New Mexico comes in seventh place, with 2.91 bicyclist deaths per 100,000 and 61 deaths in total, 23% higher than the national average. New Mexico, compared to other states, does not currently have strict laws in place that protect people who ride bikes. New Mexico’s Department of Transportation has invested in the New Mexico Prioritized Bicycle Network Plan and the Rio Grande Trail Master Plan in 2018. However the state lags behind others in terms of formal legislation and education.

Michigan is eighth, with 2.55 bicyclist deaths per 100,000 people and 255 bicyclist deaths over the decade. With its history as the heart of the American auto industry, ridership numbers are middle of the road. The Great Lakes State does have a cycling culture, with plenty of scenic routes and nature trails, and also hosts the biggest mountain bike races in America. Michigan has incorporated bike safety policies into regional planning and has passed laws that protect bicyclists on the road, such as the Safe Passing Law and Complete Streets policy. However, distracted driving laws only prohibit drivers from using a device in a person’s hand or lap. This means that drivers can still use hands-free devices to text, which can result in crashes due to distracted driving.

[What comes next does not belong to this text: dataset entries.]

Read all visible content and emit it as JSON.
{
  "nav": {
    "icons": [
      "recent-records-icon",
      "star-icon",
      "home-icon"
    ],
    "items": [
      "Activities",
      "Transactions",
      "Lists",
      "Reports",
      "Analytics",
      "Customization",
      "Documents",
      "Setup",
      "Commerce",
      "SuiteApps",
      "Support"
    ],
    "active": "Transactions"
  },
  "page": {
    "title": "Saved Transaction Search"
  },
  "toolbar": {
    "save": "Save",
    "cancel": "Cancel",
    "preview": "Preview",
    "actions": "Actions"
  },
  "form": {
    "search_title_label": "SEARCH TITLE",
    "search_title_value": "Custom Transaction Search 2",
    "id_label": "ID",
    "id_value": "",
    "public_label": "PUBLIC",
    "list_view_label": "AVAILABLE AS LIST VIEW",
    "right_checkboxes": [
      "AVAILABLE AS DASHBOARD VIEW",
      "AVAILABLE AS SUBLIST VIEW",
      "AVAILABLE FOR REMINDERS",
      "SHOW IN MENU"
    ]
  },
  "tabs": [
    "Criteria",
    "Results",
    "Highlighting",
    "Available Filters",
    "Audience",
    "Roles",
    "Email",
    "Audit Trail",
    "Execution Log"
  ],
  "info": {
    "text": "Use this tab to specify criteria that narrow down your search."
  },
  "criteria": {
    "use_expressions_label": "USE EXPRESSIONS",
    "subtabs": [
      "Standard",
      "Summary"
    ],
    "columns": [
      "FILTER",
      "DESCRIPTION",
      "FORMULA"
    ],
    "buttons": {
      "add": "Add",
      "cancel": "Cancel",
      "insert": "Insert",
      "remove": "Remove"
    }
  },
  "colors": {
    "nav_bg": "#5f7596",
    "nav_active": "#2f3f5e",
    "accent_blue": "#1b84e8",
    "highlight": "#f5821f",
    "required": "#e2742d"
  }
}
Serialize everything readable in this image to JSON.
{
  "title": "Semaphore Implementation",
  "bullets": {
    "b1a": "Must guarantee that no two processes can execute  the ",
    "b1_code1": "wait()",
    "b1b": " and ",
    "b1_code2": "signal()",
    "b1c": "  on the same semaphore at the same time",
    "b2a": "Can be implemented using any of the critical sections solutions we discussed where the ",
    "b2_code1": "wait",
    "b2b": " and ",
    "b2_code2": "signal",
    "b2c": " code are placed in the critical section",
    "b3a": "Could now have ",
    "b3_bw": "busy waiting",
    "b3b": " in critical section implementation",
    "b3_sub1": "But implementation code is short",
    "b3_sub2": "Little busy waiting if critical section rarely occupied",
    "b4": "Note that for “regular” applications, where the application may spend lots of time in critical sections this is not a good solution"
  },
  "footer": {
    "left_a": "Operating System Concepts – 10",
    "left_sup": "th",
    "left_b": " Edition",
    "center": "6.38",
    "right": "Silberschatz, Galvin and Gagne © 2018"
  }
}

Colorado is ranked the ninth most dangerous state to be a bicyclist, with 2.42 deaths per 100,000 people and 138 deaths in total. Colorado has been a leader in terms of policy and legislation, and has taken action to prioritise bicyclists. Alongside adopting key safety policies, Colorado has a regional bike plan and is awarding grants to state communities to fund bicycle-friendly projects in an effort to improve safety and reduce emissions. A bicyclist in Colorado is also defined as a Vulnerable Road User (VRU), which provides legal protection to bicyclists. Even with these measures in place, the average number of bicyclist fatalities per year has risen across the 10 year period, signifying just how dangerous biking in the mountainous state can be.

Rounding off the list at number 10 is Nevada. Nevada has 2.27 bicyclist deaths per 100,000 people due to 69 bicyclist deaths in the 10 year period. Nevada has a historic bicycling culture that dates back to early settlement and bicyclists have the same rights and responsibilities as drivers, for the most part. Some key bicycle safety laws have been incorporated, and a statewide bike plan has been introduced. However, Nevada does not forbid riding while under the influence of drugs or alcohol, and the state does not require bicyclists to wear helmets. While the state’s Department of Transportation has made efforts to improve bicycle safety, federal spending on biking remains one of the lowest in America.

Commenting on the findings, a spokesperson from Dolman Law said: “As local and national governments promote greener solutions and alternative transportation methods, biking is becoming an increasingly popular method of how we get around. As more of us take up biking, whether it’s to go to work, for leisure or to spend time with our families, we should pay attention to the safety figures and laws that protect us and our children. These findings show that Florida is the most dangerous state for bicyclists, and the state’s Department of Transport has taken significant action to improve the safety of its bicyclists, including reporting a zero fatality and serious injury traffic safety target. However the high number of bicyclist fatalities, which is still growing each year, shows that there is still more work that needs to be done to make traveling safe. While some states have taken comprehensive measures to make bicycling a viable method of transport, others still have a long way to go before bicycling can be a safe option for people of all ages.”

The research was conducted by Dolman Law Group, which is an award winning personal injury and civil trial law firm.